auspiciis manifesta fides, sic fata deum rex
sortitur volvitque vices, is vertitur ordo)
pauca tibi e multis, quo tutior hospita lustres
aequora et Ausonio possis considere portu,
expediam dictis: prohibent nam cetera Parcae
scire Helenum farique vetat Saturnia Iuno.
principio Italiam, quam tu iam rere propinquam
vicinosque, ignare, paras invadere portus,
longa procul longis via dividit invia terris.
ante et Trinacria lentandus remus in unda
et salis Ausonii lustrandum navibus aequor
infernique lacus Aeaeaeque insula Circae,
quam tuta possis urbem componere terra.

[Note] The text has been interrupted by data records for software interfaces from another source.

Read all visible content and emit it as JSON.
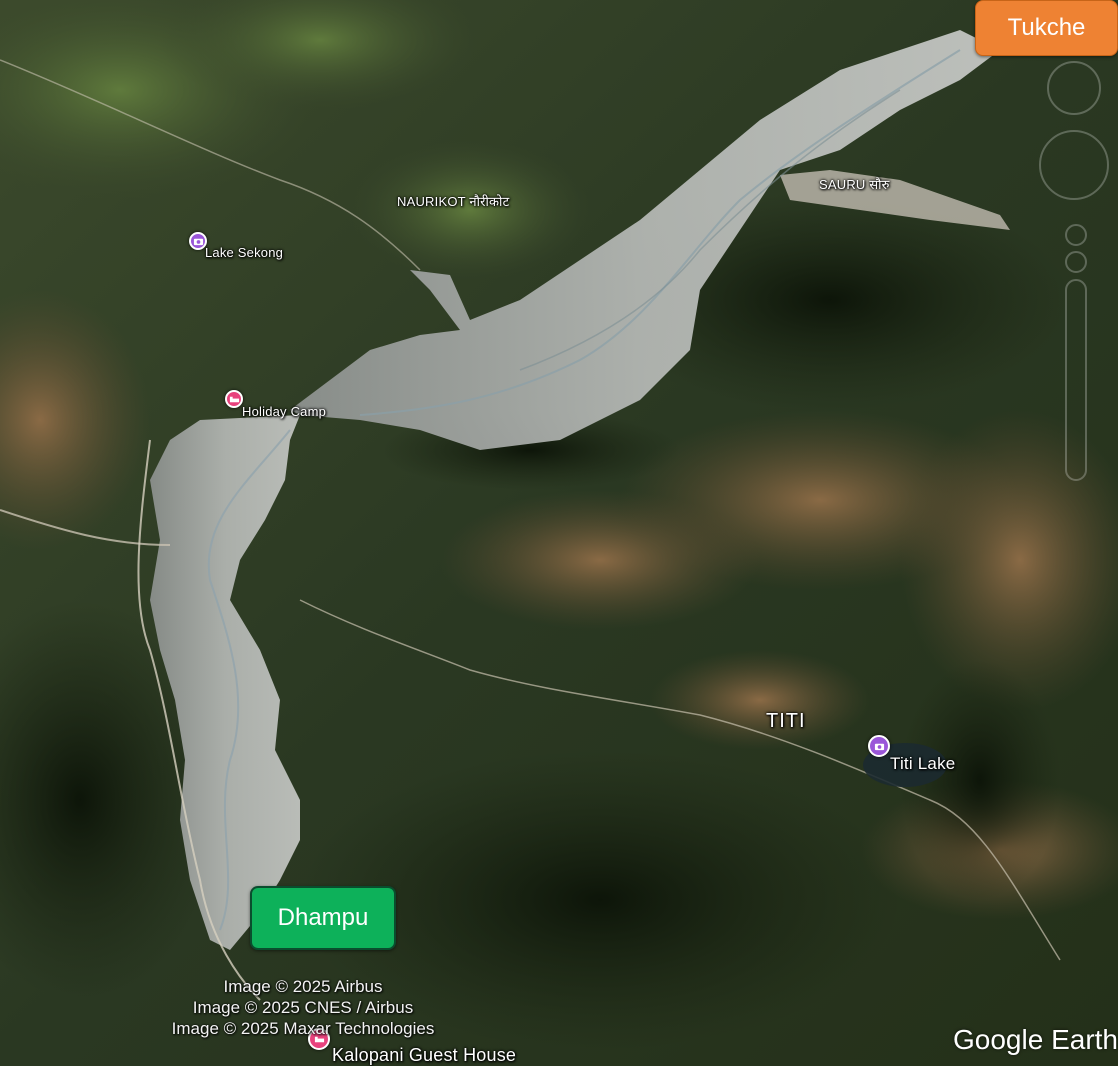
{
  "places": [
    {
      "id": "naurikot",
      "text": "NAURIKOT नौरीकोट"
    },
    {
      "id": "sauru",
      "text": "SAURU सौरु"
    },
    {
      "id": "titi",
      "text": "TITI"
    }
  ],
  "pois": [
    {
      "id": "lake-sekong",
      "text": "Lake Sekong",
      "icon": "camera-icon",
      "color": "#9a56d9"
    },
    {
      "id": "holiday-camp",
      "text": "Holiday Camp",
      "icon": "bed-icon",
      "color": "#e8427d"
    },
    {
      "id": "titi-lake",
      "text": "Titi Lake",
      "icon": "camera-icon",
      "color": "#9a56d9"
    },
    {
      "id": "kalopani",
      "text": "Kalopani Guest House",
      "icon": "bed-icon",
      "color": "#e8427d"
    }
  ],
  "tags": {
    "tukche": "Tukche",
    "dhampu": "Dhampu"
  },
  "attribution": [
    "Image © 2025 Airbus",
    "Image © 2025 CNES / Airbus",
    "Image © 2025 Maxar Technologies"
  ],
  "brand": "Google Earth",
  "controls": {
    "compass_icon": "compass-icon",
    "tilt_icon": "tilt-slider-icon"
  }
}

signa tibi dicam, tu condita mente teneto:
cum tibi sollicito secreti ad fluminis undam
litoreis ingens inventa sub ilicibus sus
triginta capitum fetus enixa iacebit,

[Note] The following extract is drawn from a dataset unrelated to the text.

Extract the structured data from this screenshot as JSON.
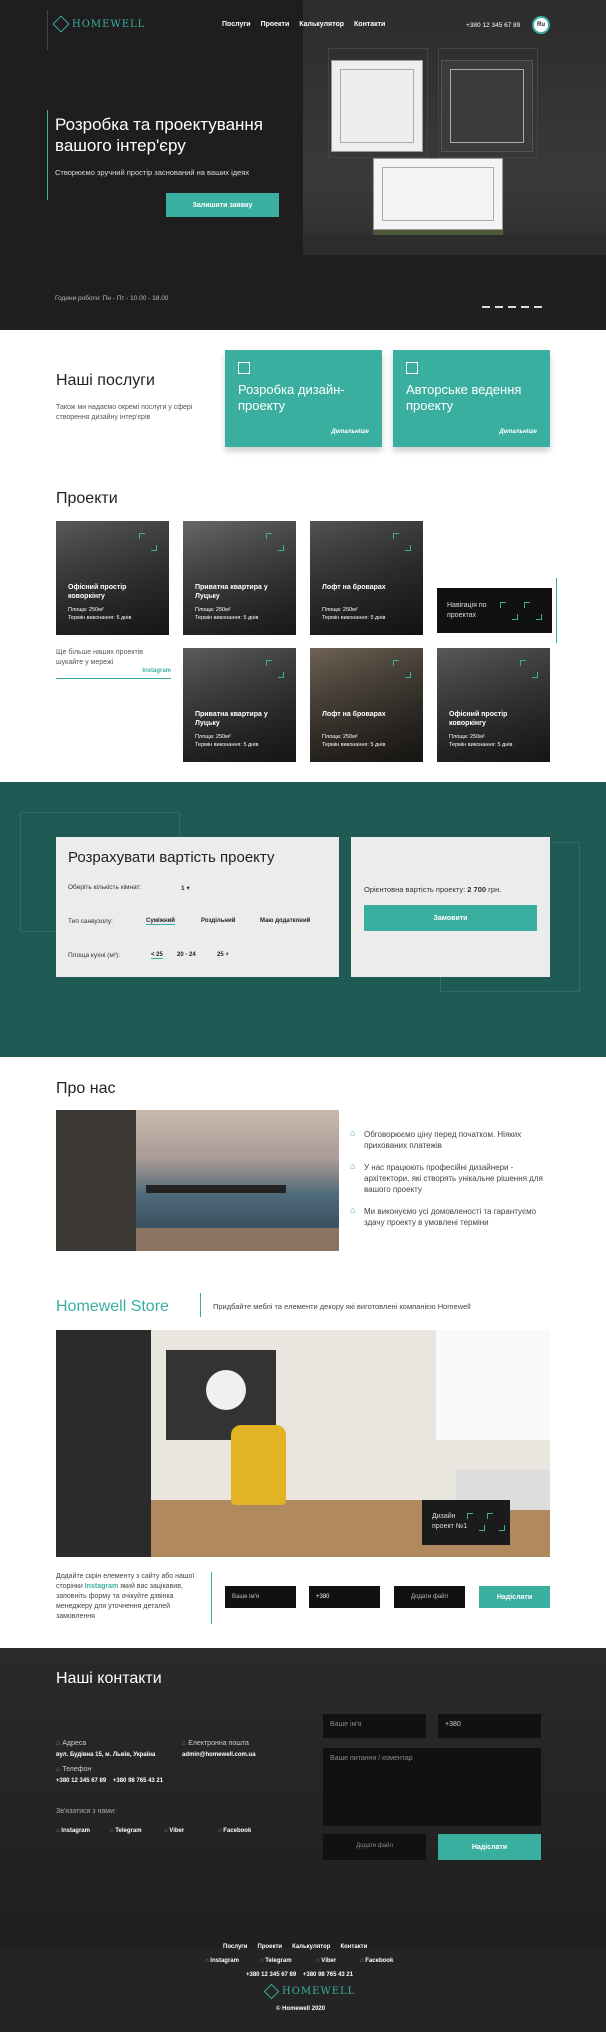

alba, solo recubans, albi circum ubera nati,
is locus urbis erit, requies ea certa laborum.
nec tu mensarum morsus horresce futuros:
fata viam invenient aderitque vocatus Apollo.’

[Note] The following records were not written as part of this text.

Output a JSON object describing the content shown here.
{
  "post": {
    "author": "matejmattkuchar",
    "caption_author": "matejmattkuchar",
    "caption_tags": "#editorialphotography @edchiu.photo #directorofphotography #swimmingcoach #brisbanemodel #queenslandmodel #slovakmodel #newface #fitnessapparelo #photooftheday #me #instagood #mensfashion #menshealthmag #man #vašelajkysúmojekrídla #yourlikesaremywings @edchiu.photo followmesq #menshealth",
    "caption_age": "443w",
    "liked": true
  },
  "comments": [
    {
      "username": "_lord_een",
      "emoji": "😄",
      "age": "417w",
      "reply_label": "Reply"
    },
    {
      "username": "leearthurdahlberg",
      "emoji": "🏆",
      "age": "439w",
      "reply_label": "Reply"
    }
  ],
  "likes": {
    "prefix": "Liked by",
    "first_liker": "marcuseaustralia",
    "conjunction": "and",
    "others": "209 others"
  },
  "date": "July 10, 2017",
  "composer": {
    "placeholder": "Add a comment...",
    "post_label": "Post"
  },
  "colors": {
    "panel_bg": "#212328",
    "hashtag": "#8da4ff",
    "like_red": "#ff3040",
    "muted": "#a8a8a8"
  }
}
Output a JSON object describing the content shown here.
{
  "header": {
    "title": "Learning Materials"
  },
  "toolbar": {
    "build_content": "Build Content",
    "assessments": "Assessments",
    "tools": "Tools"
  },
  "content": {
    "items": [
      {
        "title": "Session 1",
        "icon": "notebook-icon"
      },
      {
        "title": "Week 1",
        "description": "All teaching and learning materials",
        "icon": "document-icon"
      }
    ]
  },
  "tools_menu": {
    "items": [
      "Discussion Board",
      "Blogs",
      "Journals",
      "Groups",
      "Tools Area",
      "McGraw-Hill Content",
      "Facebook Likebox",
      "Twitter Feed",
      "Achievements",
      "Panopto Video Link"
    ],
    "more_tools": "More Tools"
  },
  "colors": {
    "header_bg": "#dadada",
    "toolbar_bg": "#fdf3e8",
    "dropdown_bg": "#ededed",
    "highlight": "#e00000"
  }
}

“Goddess-born (for it is clear that you sail
under high auspices, so the King of Gods bestows
fate and settles chance, thus events are ordered),
I will tell few things of many, by which you may sail
friendlier seas and gain an Ausonian berth more safely:
the rest, the Fates withhold from Helenus’ knowledge
and Saturn’s daughter Juno forbids their utterance.
First, Italy, that you think close, whose ports,
wrongly,you think you are near and about to enter,
lies far off over the earth, the way there is no way at all.
First you must bend your oar in the Trinacrian sea,
sail your ships across the salt Ausonian waters
past the lakes of the underworld and Aeaean Circe’s
isle before you can found your city in a safe land.
I will give you signs: hold them fast in your mind.
When in your distress by a secluded stream
you find lying under the mighty oaks a sow,
huge and white, with a new litter thirty strong
lying on the ground, the young at her dugs also white,
that will be the site of the city, certain rest from suffering.
And do not shudder at the prospect of biting tables:
the fates will find a way, and Apollo will answer your call.”